The pots and soils that you use are important when repotting house plants. Generally they only need to be repotted if they are root bound. Spring is the best time to repot most house plants to allow the roots to become well-established during the growing season.
Self-watering pots have become quite popular however they do have their limitations. They can be ideal for plants in locations where it is not possible to water them regularly, however it is easier to overwater a plant in a self-watering pot. Extra care needs to be taken when using self-watering pots as allowing pots to drain helps to prevent root rot which can be fatal for indoor plants.
When it’s time to repot, choose a pot size that is only slightly larger than the original pot. Going from a small pot to a larger pot can shock a plant and stunt its growth. Before removing a plant from its original pot give it a good water and allow it to sit for half an hour to soak through. When it’s time to replant, gently tease the outside roots out and inspect for any damaged roots. Remove these but avoid too much damage to the root system.
The new pot should have a layer of moist potting mix on the base on which the plant can be rested. Then simply backfill around the sides with more moist potting mix, gently easing it down the sides of the pot. Tap the pot on the ground a few times to settle the soil and then give it a water.
For large pots the top couple of inches of soil can be removed and replaced with fresh soil. Clumping plants can be easily divided when repotting to propagate new plants. Take care to ensure all clumps have sufficient leaves for growth. It can also be helpful to mist the leaves for the first week after repotting.

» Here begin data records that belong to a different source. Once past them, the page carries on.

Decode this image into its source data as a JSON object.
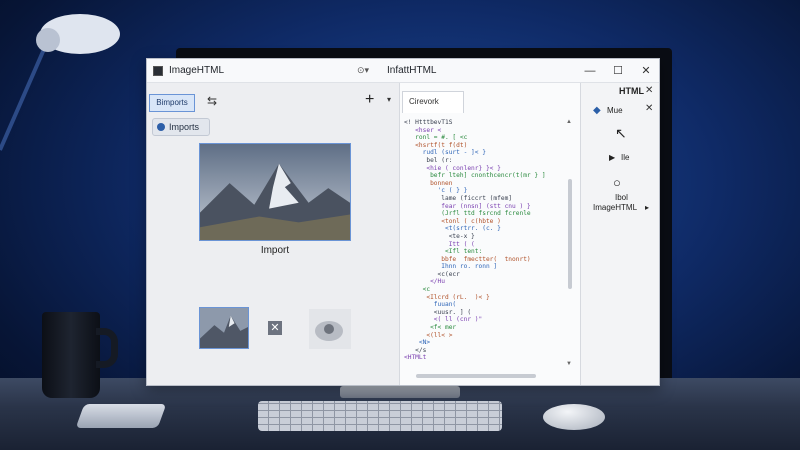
{
  "window": {
    "app_title": "ImageHTML",
    "doc_title": "InfattHTML",
    "minimize": "—",
    "maximize": "☐",
    "close": "✕"
  },
  "left_panel": {
    "tab_label": "Bimports",
    "imports_button": "Imports",
    "image_caption": "Import"
  },
  "code_panel": {
    "tab_label": "Cirevork",
    "lines": [
      "<! HtttbevT1S",
      "   <hser <",
      "   ronl = #. [ <c",
      "   <hsrtf(t f(dt)",
      "     rudl (surt - ]< }",
      "      bel (r:",
      "      <hie ( conlenr} }< }",
      "       befr lteh] cnonthcencr(t(mr } ]",
      "       bonnen",
      "         'c ( } }",
      "          lame (ficcrt (mfem]",
      "          fear (nnsn] (stt cnu ) }",
      "          (Jrfl ttd fsrcnd fcrenle",
      "          <tonl ( c(hbte )",
      "           <t(srtrr. (c. }",
      "            <te-x }",
      "            Itt ( (",
      "           <Ifl tent:",
      "          bbfe  fmectter(  tnonrt)",
      "          Ihnn ro. ronn ]",
      "         <c(ecr",
      "       </Hu",
      "     <c",
      "      <Ilcrd (rL.  )< }",
      "        fuuan(",
      "        <uusr. ] (",
      "        <( ll (cnr )\"",
      "       <f< mer",
      "      <(ll< >",
      "    <N>",
      "   </s",
      "<HTMLt"
    ]
  },
  "right_panel": {
    "header": "HTML",
    "item_1": "Mue",
    "item_3": "Ile",
    "item_4": "Ibol",
    "item_5": "ImageHTML"
  },
  "colors": {
    "accent": "#6a94d6",
    "bg_dark": "#0f2a66"
  }
}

6: Monitor for signs of trouble
Browning or yellowing of individual leaves can be due to old age and these can simple be removed, and the plant looks healthier. However, if a few leaves are looking unhealthy and browning or yellowing at the same time, or regularly, there may be a problem with the watering or light being provided for your plant. Observe your plants to identify any potential changes and act quickly to work out the cause of the damage. Taking care of indoor plants does require you to become a close observer of your plants.
Overwatering can cause leaves to develop brown patches and become soft or mushy. Leaves may become discolored and young and old leaves alike may drop off the plant. Underwatering tends to cause brown leaf tips or crunchy and curling leaves that may also turn yellow. Too much light or not enough light also affects the health of the leaves and sometimes the humidity or temperature can be important when taking care of indoor plants.
Watch out for pests and diseases on your plants and if you spot any act quickly to treat them. Serious infestations can become fatal. Sometimes repeated treatments are necessary to completely remove the threat. Removing dead and unhealthy leaves can help to reduce the risk of pests and disease.
7: Little things matter
- plants like fresh air in preference to being placed under AC/heating vents
- room temperature water is best for watering indoor plants
- rotate pots about 1/4 turn each week to encourage even growth towards light
- plants often grow better grouped together because the humidity increases
- leaves of indoor plants may need to be wiped with a soft damp cloth to remove dust
- learning how to prune your plant can help them to grow better
- propagating plants can be fun and rewarding
- consider plant toxicity if you have young children or pets
Enjoy Taking Care Of Indoor Plants
Growing indoor plants is a lot of fun and can even be a lovely way of providing thoughtful gifts for friends as many of the common indoor plants can be easily propagated. Bringing nature inside your home helps to reduce stress levels and many indoor plants are very effective at cleaning and purifying the air. One of the most important lessons to learn when taking care of indoor plants is to persevere, you won’t always get it right, but keep on trying, learn from your mistakes and have fun!